Also on substantial aspects, Stubb’s strong focus on ‘values’ is at odds with the “spirit of compromise” that would lead a theoretical Commission presidency of the Bavarian politician.
“We need to solve climate change as well,” Stubb said, while Weber didn’t touch any environmental issues when he was asked about European farmers, focusing only on food security and reducing the dependency from external partners.
But when it came to talking about the internal threats for Europe, they both avoided mentioning the elephant in the room, Hungary.
While Weber is widely touted to win Thursday’s contest, Tuesday’s debate highlighted some deficiencies in his policy package, which suffers from a certain vagueness.
For instance, on migration Weber spoke in general terms about winning back the control of the borders, while Stubb was more exhaustive listing three concrete actions that it intends to put into action if he’ll become President of the Commission.
Stubb’s position includes managing migration not by “building walls” or “stirring up fear”, but by “investing in growth and jobs” abroad – conflict with the more traditionally conservative Weber, who presented himself as more unyielding on the issue.
Weber has solicited support from many on the right of EPP spectrum, with leaders such as Hungary’s Viktor Orban and Austria’s Sebastian Kurz registering their support for the German.
While Stubb recognised the need to appeal to a boarder church, showing off his multilingual skills as he recalled experiences from when he was Finnish Prime minister.
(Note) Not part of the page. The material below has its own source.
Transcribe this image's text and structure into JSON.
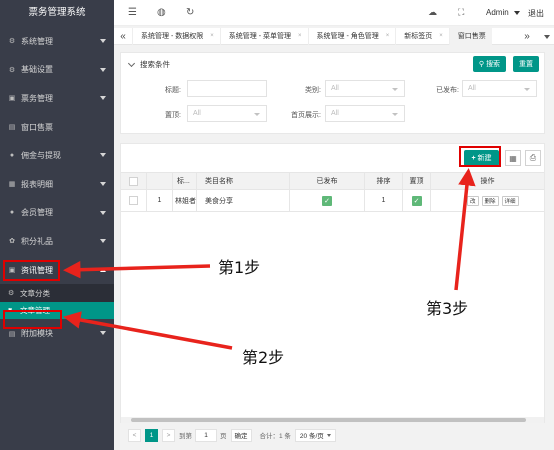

Both men will be up for the vote when the secret ballot takes place on Thursday (8 November) morning, when they will also deliver short speeches to delegates on why they should win the candidacy.